Vertical stretch
$g(x)=af(x)\text{\hspace{0.17em}}$ (
$a>0$ )
Vertical compression
$g(x)=af(x)\text{\hspace{0.17em}}$$(0<a<1)$
Horizontal stretch
$g(x)=f(bx)$$(0<b<1)$
Horizontal compression.
$g(x)=f(bx)\text{\hspace{0.17em}}$ (
$b>1$ )
Key concepts
A function can be shifted vertically by adding a constant to the output. See
[link] and
[link] .
A function can be shifted horizontally by adding a constant to the input. See
[link] ,
[link] , and
[link] .
Relating the shift to the context of a problem makes it possible to compare and interpret vertical and horizontal shifts. See
[link] .
Vertical and horizontal shifts are often combined. See
[link] and
[link] .
A vertical reflection reflects a graph about the
$\text{\hspace{0.17em}}x\text{-}$ axis. A graph can be reflected vertically by multiplying the output by –1.
A horizontal reflection reflects a graph about the
$y\text{-}$ axis. A graph can be reflected horizontally by multiplying the input by –1.
A graph can be reflected both vertically and horizontally. The order in which the reflections are applied does not affect the final graph. See
[link] .
A function presented in tabular form can also be reflected by multiplying the values in the input and output rows or columns accordingly. See
[link] .
A function presented as an equation can be reflected by applying transformations one at a time. See
[link] .
Even functions are symmetric about the
$y\text{-}$ axis, whereas odd functions are symmetric about the origin.
Even functions satisfy the condition
$\text{\hspace{0.17em}}f(x)=f(-x).$
Odd functions satisfy the condition
$\text{\hspace{0.17em}}f(x)=-f(-x).$
A function can be odd, even, or neither. See
[link] .
A function can be compressed or stretched vertically by multiplying the output by a constant. See
[link] ,
[link] , and
[link] .
A function can be compressed or stretched horizontally by multiplying the input by a constant. See
[link] ,
[link] , and
[link] .

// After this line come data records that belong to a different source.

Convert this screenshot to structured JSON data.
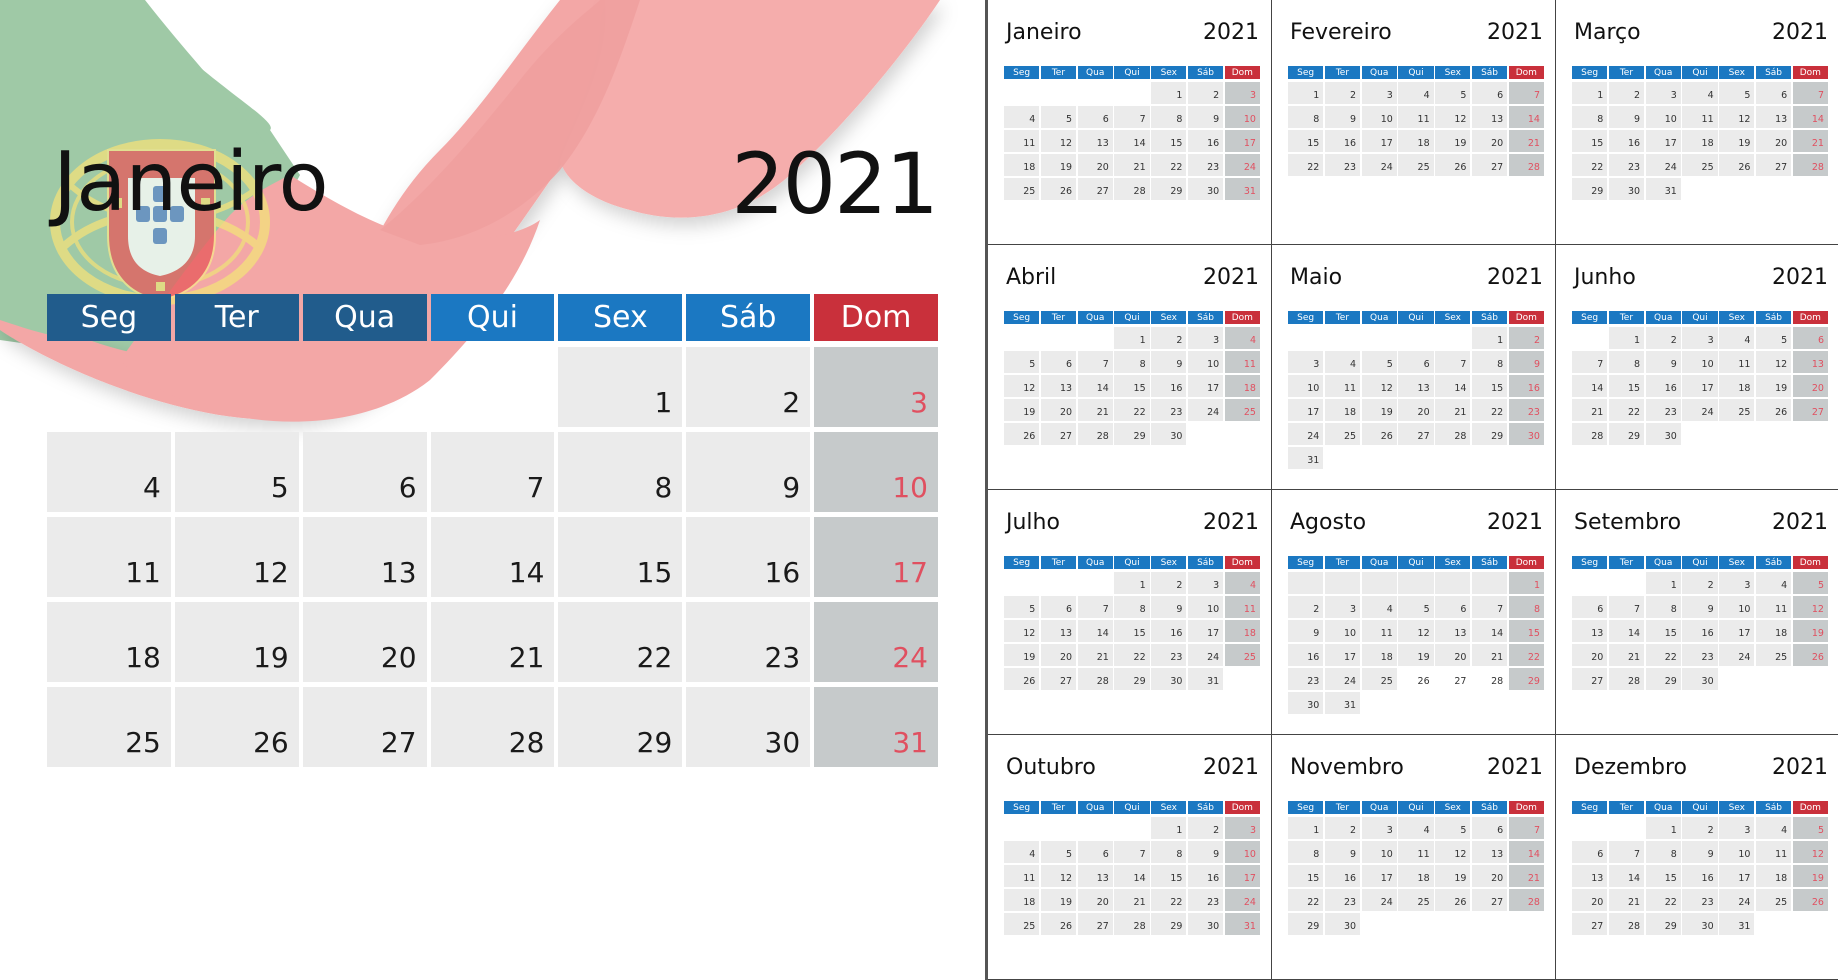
{
  "colors": {
    "header_blue": "#1b78c2",
    "header_blue_under_flag": "#215c8c",
    "header_red": "#c9303b",
    "weekday_cell": "#ebebeb",
    "sunday_cell": "#c6cacb",
    "sunday_number": "#e05060",
    "flag_green": "#9fc9a6",
    "flag_red": "#f3a7a6"
  },
  "weekdays": [
    "Seg",
    "Ter",
    "Qua",
    "Qui",
    "Sex",
    "Sáb",
    "Dom"
  ],
  "featured": {
    "month": "Janeiro",
    "year": "2021",
    "weeks": [
      [
        "",
        "",
        "",
        "",
        "1",
        "2",
        "3"
      ],
      [
        "4",
        "5",
        "6",
        "7",
        "8",
        "9",
        "10"
      ],
      [
        "11",
        "12",
        "13",
        "14",
        "15",
        "16",
        "17"
      ],
      [
        "18",
        "19",
        "20",
        "21",
        "22",
        "23",
        "24"
      ],
      [
        "25",
        "26",
        "27",
        "28",
        "29",
        "30",
        "31"
      ]
    ]
  },
  "months": [
    {
      "name": "Janeiro",
      "year": "2021",
      "first_weekday": 4,
      "days": 31
    },
    {
      "name": "Fevereiro",
      "year": "2021",
      "first_weekday": 0,
      "days": 28
    },
    {
      "name": "Março",
      "year": "2021",
      "first_weekday": 0,
      "days": 31
    },
    {
      "name": "Abril",
      "year": "2021",
      "first_weekday": 3,
      "days": 30
    },
    {
      "name": "Maio",
      "year": "2021",
      "first_weekday": 5,
      "days": 31
    },
    {
      "name": "Junho",
      "year": "2021",
      "first_weekday": 1,
      "days": 30
    },
    {
      "name": "Julho",
      "year": "2021",
      "first_weekday": 3,
      "days": 31
    },
    {
      "name": "Agosto",
      "year": "2021",
      "first_weekday": 6,
      "days": 31,
      "grey_leading_blanks": true,
      "no_background_days": [
        26,
        27,
        28
      ]
    },
    {
      "name": "Setembro",
      "year": "2021",
      "first_weekday": 2,
      "days": 30
    },
    {
      "name": "Outubro",
      "year": "2021",
      "first_weekday": 4,
      "days": 31
    },
    {
      "name": "Novembro",
      "year": "2021",
      "first_weekday": 0,
      "days": 30
    },
    {
      "name": "Dezembro",
      "year": "2021",
      "first_weekday": 2,
      "days": 31
    }
  ]
}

The order in which different transformations are applied does affect the final function. Both vertical and horizontal transformations must be applied in the order given. However, a vertical transformation may be combined with a horizontal transformation in any order. See
[link] and

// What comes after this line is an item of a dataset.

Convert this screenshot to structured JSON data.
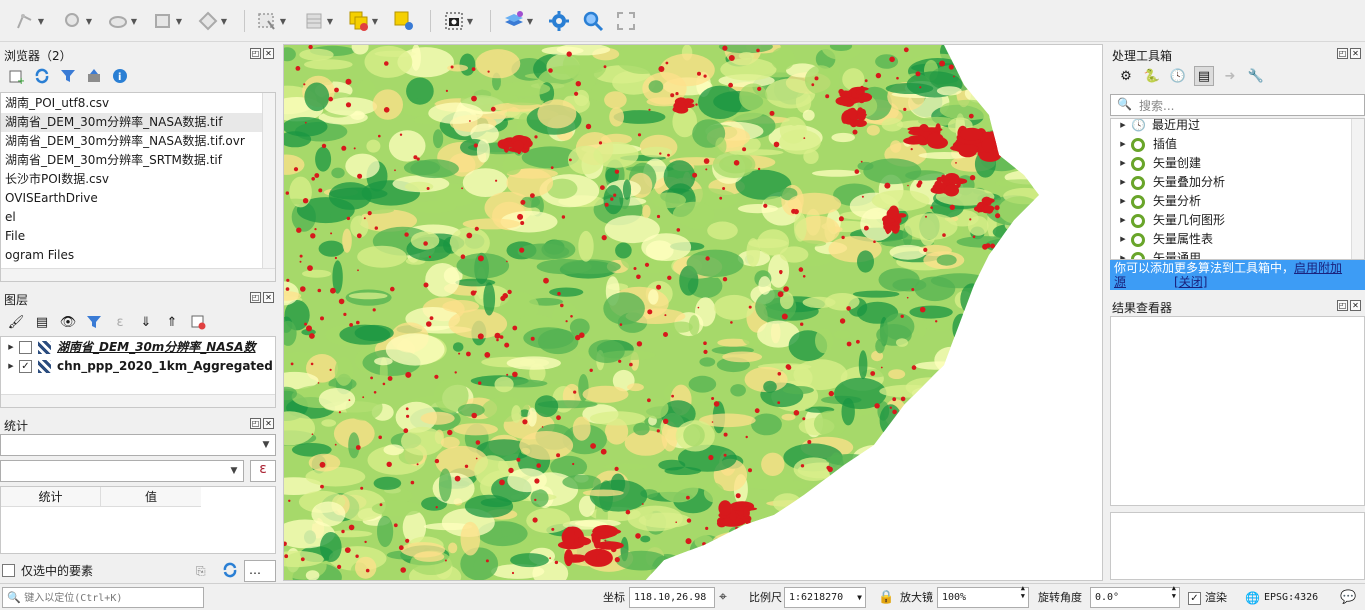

[link] .
Section exercises
Verbal
When examining the formula of a function that is the result of multiple transformations, how can you tell a horizontal shift from a vertical shift?

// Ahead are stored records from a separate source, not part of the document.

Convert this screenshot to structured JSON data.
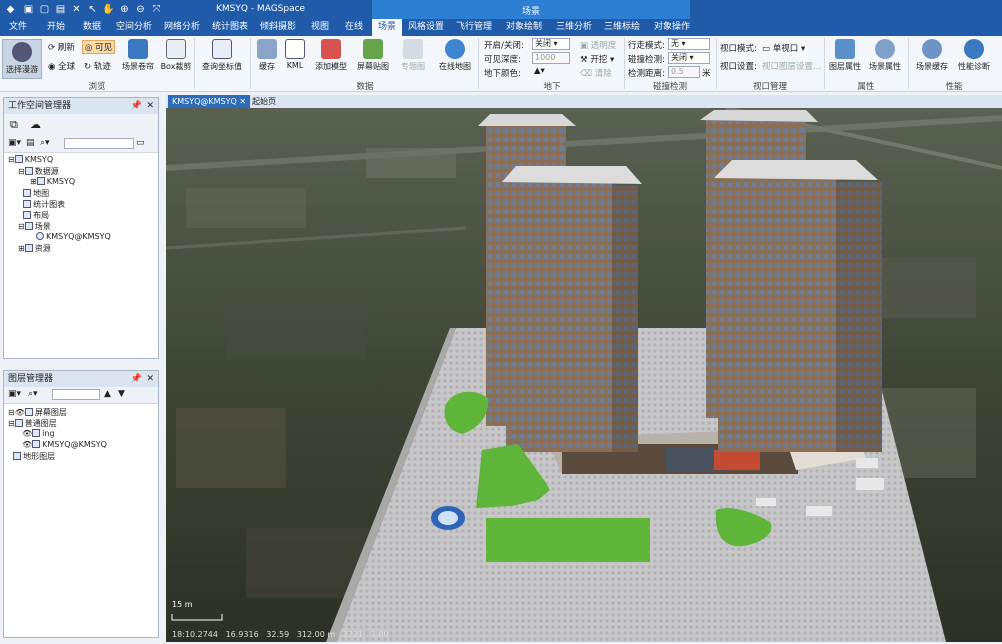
{
  "window": {
    "app_title": "KMSYQ - MAGSpace",
    "context_title": "场景"
  },
  "menu": [
    "文件",
    "开始",
    "数据",
    "空间分析",
    "网络分析",
    "统计图表",
    "倾斜摄影",
    "视图",
    "在线",
    "场景",
    "风格设置",
    "飞行管理",
    "对象绘制",
    "三维分析",
    "三维标绘",
    "对象操作"
  ],
  "active_menu": "场景",
  "ribbon": {
    "browse": {
      "select_roam": "选择漫游",
      "refresh": "刷新",
      "visible": "可见",
      "globe": "全球",
      "track": "轨迹",
      "scene_shutter": "场景卷帘",
      "box_clip": "Box裁剪",
      "group": "浏览"
    },
    "query": {
      "query_coord": "查询坐标值"
    },
    "data": {
      "cache": "缓存",
      "kml": "KML",
      "add_model": "添加模型",
      "screen_map": "屏幕贴图",
      "thematic": "专题图",
      "online_map": "在线地图",
      "group": "数据"
    },
    "underground": {
      "on_off_label": "开启/关闭:",
      "on_off_value": "关闭",
      "visible_depth_label": "可见深度:",
      "visible_depth_value": "1000",
      "ground_color_label": "地下颜色:",
      "transparency": "透明度",
      "excavate": "开挖",
      "clear": "清除",
      "group": "地下"
    },
    "collision": {
      "walk_mode_label": "行走模式:",
      "walk_mode_value": "无",
      "collision_label": "碰撞检测:",
      "collision_value": "关闭",
      "distance_label": "检测距离:",
      "distance_value": "0.5",
      "distance_unit": "米",
      "group": "碰撞检测"
    },
    "viewport": {
      "mode_label": "视口模式:",
      "mode_value": "单视口",
      "settings_label": "视口设置:",
      "settings_value": "视口图层设置...",
      "group": "视口管理"
    },
    "properties": {
      "layer_props": "图层属性",
      "scene_props": "场景属性",
      "group": "属性"
    },
    "performance": {
      "scene_cache": "场景缓存",
      "perf_diag": "性能诊断",
      "group": "性能"
    }
  },
  "workspace_panel": {
    "title": "工作空间管理器",
    "tree": [
      {
        "label": "KMSYQ",
        "level": 0
      },
      {
        "label": "数据源",
        "level": 1
      },
      {
        "label": "KMSYQ",
        "level": 2
      },
      {
        "label": "地图",
        "level": 1
      },
      {
        "label": "统计图表",
        "level": 1
      },
      {
        "label": "布局",
        "level": 1
      },
      {
        "label": "场景",
        "level": 1
      },
      {
        "label": "KMSYQ@KMSYQ",
        "level": 2
      },
      {
        "label": "资源",
        "level": 1
      }
    ]
  },
  "layer_panel": {
    "title": "图层管理器",
    "tree": [
      {
        "label": "屏幕图层",
        "level": 0
      },
      {
        "label": "普通图层",
        "level": 0
      },
      {
        "label": "ing",
        "level": 1
      },
      {
        "label": "KMSYQ@KMSYQ",
        "level": 1
      },
      {
        "label": "地形图层",
        "level": 0
      }
    ]
  },
  "view_tabs": [
    {
      "label": "KMSYQ@KMSYQ",
      "active": true
    },
    {
      "label": "起始页",
      "active": false
    }
  ],
  "status_bar": {
    "scale": "15 m",
    "text": "18:10.2744   16.9316   32.59   312.00 m   2231   1.00"
  },
  "colors": {
    "brand": "#1f5ba8",
    "context_tab": "#2d7fd3",
    "ribbon_bg": "#f3f6fa",
    "grass": "#5fb53a",
    "plaza": "#cfcfcf"
  }
}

A horizontal shift results when a constant is added to or subtracted from the input. A vertical shifts results when a constant is added to or subtracted from the output.